Wednesday, July 13, 2011

The Company Men: Movie Review


An underlining honesty and sincerity that makes this drama work.

These company men have been down-sized due to the failing economy of 2008 and the CEO's desire to get rich and cut the slack. It certainly has the possibility to be some melodramatic sob story that life can suck for rich people too. Surprisingly, there's an air of honesty and sincerity to "The Company Men" that it really is just a good drama. 2010

Directed by: John Wells

Screenplay by: John Wells

Starring: Ben Affleck, Chris Cooper and Tommy Lee Jones

Bobby (Ben Affleck) has just lost his plum executive job; Phil (Chris Cooper) is about to lose his job which he has worked his whole life from the floor to get; and Gene (Tommy Lee Jones), their former boss, might lose his job since he doesn't agree with how the company is doing business. People generally don't like Ben Affleck and people don't like Bobby, some rich jerk whining about not being able to keep his Porsche and his golf club membership. But Bobby underwent some subtle transformations as his privileged life had to change and Affleck showed that with earnest emotion that he was my favourite character of the bunch.

There were some interesting parallels between their home life and their professional status. Bobby and his wife seemed quite content to being at odds with each other from the moment he steps through the door, but he also has the best chance of landing back on his feet. Phil and his wife probably have the best loving and supportive marriage but Phil is least likely to find work again. Gene has the most dishonest marriage and he and his wife talk to each other in cheery voices with malicious undertones. But at work, Gene is the one with a conscience.

A somber Kevin Costner in an under-utilized supporting role provides the few moments of comic relief. But this is just a drama with the positive resolutions at the end and the story-lines progressing as you expect. There's no greater meaning and no hidden agenda.
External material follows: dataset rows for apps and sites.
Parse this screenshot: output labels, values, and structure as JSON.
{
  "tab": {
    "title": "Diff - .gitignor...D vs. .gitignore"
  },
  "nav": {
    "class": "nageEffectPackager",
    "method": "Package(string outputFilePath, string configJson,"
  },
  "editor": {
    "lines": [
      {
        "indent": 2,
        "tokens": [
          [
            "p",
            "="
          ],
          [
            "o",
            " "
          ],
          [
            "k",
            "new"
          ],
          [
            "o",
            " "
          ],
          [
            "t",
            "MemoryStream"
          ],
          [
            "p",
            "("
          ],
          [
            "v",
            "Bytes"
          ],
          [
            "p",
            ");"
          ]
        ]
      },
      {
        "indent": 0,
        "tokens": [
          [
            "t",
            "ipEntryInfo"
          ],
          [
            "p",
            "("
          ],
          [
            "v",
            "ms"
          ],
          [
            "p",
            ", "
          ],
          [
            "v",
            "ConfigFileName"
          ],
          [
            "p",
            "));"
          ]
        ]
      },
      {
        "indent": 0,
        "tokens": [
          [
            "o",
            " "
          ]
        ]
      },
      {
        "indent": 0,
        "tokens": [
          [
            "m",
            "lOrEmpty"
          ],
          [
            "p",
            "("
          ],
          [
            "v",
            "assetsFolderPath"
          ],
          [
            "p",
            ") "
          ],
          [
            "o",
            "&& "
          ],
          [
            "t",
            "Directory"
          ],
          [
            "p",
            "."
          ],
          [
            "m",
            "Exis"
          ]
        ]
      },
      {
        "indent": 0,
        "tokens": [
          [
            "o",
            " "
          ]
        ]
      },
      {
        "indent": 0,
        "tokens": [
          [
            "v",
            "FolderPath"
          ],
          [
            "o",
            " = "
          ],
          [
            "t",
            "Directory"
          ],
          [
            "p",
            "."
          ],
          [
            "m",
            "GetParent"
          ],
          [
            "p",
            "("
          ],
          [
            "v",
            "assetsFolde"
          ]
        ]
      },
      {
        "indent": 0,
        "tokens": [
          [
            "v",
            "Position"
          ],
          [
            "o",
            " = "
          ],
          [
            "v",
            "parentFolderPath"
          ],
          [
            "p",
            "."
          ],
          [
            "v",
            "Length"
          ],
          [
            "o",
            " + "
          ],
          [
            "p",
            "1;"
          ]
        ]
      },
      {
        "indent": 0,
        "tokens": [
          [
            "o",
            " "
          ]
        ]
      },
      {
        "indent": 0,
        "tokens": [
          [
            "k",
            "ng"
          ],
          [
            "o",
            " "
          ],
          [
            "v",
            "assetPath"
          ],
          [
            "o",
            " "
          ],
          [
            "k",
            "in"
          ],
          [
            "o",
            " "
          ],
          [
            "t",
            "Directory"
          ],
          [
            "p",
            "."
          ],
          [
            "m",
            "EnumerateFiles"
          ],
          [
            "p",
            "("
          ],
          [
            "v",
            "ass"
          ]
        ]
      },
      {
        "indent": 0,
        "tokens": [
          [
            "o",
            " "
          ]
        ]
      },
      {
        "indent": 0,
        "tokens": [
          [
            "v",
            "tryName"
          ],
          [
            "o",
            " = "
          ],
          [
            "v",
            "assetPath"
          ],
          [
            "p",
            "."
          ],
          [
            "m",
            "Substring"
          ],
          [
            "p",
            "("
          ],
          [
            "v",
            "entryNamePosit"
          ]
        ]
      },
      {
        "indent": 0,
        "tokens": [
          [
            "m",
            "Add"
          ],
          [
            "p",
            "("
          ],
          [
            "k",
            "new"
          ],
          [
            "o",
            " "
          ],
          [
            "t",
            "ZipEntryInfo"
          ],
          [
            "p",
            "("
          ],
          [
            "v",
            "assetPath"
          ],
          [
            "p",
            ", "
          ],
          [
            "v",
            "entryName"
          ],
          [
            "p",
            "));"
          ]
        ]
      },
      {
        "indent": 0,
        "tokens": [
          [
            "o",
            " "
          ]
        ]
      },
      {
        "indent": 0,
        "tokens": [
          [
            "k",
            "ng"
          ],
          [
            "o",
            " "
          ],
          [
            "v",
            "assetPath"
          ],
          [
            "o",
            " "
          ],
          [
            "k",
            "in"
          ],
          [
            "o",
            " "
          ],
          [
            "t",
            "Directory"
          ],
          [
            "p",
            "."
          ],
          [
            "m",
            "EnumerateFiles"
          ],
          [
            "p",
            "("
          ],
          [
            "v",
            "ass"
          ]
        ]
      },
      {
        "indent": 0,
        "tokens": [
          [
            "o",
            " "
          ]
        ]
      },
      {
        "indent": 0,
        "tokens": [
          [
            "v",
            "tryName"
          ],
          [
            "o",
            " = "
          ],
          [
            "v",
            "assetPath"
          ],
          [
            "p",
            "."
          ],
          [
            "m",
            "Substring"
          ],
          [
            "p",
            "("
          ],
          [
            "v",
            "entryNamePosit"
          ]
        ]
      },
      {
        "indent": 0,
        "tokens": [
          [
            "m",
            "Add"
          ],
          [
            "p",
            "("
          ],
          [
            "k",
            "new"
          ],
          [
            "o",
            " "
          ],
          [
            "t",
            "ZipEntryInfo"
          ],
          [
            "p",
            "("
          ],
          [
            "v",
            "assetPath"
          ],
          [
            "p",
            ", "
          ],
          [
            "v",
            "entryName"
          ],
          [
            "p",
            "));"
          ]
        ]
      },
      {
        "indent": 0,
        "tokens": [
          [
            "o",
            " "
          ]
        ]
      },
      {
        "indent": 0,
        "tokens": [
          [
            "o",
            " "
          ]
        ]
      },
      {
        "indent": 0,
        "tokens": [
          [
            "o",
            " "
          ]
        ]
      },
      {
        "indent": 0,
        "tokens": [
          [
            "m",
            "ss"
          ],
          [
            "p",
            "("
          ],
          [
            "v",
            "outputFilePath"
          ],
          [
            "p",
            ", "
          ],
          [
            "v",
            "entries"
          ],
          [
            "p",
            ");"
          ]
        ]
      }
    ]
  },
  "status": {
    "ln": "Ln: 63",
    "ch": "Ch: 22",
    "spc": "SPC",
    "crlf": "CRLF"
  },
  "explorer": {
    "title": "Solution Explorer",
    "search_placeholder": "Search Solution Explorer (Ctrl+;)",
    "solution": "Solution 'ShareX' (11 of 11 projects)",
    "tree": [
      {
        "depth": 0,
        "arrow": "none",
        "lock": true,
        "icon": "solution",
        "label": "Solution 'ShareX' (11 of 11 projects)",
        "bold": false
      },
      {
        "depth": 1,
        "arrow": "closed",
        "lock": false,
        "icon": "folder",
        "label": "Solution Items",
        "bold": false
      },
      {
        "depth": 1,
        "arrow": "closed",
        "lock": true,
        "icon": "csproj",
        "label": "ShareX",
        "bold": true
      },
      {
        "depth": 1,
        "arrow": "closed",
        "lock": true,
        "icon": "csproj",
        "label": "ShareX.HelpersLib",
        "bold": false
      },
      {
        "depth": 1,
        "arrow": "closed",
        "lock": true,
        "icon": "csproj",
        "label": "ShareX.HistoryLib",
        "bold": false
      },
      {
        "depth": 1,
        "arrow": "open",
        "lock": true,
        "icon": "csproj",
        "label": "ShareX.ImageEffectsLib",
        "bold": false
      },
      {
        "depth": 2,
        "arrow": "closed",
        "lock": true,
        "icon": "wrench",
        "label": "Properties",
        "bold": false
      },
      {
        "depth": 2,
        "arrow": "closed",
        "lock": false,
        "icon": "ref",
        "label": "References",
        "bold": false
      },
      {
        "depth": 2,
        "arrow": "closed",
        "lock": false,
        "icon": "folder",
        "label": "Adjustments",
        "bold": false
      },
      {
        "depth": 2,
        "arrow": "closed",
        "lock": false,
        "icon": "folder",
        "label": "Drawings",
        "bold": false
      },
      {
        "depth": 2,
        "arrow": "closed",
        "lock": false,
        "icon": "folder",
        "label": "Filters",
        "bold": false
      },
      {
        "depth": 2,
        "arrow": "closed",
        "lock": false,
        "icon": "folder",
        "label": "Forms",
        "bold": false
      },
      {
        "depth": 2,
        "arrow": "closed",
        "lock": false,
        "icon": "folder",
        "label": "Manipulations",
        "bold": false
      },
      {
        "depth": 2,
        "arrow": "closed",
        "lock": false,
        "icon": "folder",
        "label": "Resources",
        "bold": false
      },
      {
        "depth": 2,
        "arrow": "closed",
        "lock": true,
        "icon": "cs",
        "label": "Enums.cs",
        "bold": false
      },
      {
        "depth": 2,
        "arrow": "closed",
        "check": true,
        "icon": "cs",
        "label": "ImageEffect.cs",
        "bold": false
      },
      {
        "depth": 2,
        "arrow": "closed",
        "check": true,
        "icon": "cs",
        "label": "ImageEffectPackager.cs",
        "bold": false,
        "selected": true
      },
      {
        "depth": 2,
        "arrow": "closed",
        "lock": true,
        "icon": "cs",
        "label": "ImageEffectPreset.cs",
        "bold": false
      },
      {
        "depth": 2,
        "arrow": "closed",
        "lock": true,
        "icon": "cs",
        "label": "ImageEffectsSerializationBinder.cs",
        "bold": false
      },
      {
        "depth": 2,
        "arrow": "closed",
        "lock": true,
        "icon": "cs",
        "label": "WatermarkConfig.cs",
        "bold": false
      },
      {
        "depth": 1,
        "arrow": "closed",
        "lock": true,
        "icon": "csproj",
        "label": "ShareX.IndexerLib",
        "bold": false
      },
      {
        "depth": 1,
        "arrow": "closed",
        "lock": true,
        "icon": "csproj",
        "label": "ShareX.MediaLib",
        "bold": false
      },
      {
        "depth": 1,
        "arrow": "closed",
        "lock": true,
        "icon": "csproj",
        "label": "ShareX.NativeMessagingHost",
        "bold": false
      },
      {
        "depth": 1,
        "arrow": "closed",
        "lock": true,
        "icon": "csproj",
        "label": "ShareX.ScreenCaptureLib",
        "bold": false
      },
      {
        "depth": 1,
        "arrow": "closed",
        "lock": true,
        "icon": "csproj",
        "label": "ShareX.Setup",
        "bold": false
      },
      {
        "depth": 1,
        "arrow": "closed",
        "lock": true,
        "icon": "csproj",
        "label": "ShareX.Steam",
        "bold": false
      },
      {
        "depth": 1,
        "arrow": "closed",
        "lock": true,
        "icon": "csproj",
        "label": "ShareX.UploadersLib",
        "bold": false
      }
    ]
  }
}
But sometimes it's good to just watch a good drama.


Rabbit Hole (2010) - The feeling of loss explored through religion and science.

Everybody's Fine (2009) - Hollywood's generational drama and the importance of family.

Up in the Air (2009) - A touching and humorous character study centered on down-sizing.